1: Merde Alors
2: Why Sex?
3: Sensual Sucking and Sociality
4: Force in Progress
5: Receptivity and Being‐In
What People are Saying About This
“Receptive Bodies is a remarkable addition to Bersani’s extensive oeuvre, one that will be particularly important for recalibrating his reception in queer theory. Contemporary philosophy has in the last decade slowly caught up with the idiosyncratic approach that has characterized his thought since the 1970s. Still, these astonishing readings of literature, cinema, and philosophy demonstrate once again that there is nothing quite like Bersani’s work in the field.”

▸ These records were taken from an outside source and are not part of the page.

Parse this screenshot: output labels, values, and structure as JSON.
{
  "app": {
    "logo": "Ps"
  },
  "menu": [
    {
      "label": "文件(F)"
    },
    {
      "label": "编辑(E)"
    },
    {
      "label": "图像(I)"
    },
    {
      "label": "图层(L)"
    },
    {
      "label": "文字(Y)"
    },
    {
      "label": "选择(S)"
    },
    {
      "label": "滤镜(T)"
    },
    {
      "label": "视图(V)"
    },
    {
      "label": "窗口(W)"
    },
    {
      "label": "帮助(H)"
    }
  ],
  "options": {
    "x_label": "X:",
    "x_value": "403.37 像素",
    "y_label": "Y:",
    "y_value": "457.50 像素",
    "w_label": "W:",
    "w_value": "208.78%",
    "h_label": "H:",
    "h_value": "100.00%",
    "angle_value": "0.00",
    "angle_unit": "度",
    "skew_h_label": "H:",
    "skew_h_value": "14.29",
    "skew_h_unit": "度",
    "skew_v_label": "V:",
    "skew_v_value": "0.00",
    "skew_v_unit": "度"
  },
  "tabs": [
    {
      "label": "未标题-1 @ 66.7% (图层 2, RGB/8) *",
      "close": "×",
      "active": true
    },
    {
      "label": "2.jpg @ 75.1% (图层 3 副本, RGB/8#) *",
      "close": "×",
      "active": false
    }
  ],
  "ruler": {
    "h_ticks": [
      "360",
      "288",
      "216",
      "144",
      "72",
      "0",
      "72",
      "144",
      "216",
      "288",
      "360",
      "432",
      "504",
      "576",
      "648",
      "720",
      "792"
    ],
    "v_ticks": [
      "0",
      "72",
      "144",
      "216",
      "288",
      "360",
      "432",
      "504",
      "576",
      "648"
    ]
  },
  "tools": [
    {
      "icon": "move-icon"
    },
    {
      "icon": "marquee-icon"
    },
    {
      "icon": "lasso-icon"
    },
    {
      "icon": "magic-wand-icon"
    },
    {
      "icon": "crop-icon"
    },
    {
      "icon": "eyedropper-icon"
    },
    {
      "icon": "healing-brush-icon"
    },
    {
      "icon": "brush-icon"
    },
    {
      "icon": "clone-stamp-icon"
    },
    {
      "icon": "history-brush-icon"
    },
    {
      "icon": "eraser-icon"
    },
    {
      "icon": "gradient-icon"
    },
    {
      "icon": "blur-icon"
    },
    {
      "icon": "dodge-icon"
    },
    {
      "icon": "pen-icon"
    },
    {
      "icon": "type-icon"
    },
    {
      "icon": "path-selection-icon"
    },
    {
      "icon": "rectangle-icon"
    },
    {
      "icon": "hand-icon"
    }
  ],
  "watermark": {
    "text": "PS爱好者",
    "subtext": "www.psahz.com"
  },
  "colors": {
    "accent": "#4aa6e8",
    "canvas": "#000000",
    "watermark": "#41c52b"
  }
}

“Receptive Bodies builds on previous books by Bersani with undiminished sophistication and cogency. Drawing on a lifetime of reading, thinking, and writing, he enriches our understanding of his earlier work. It is remarkable, though irrefutable, that Bersani still has new things to say here. His readers across many disciplinary fields will be thrilled by this book.”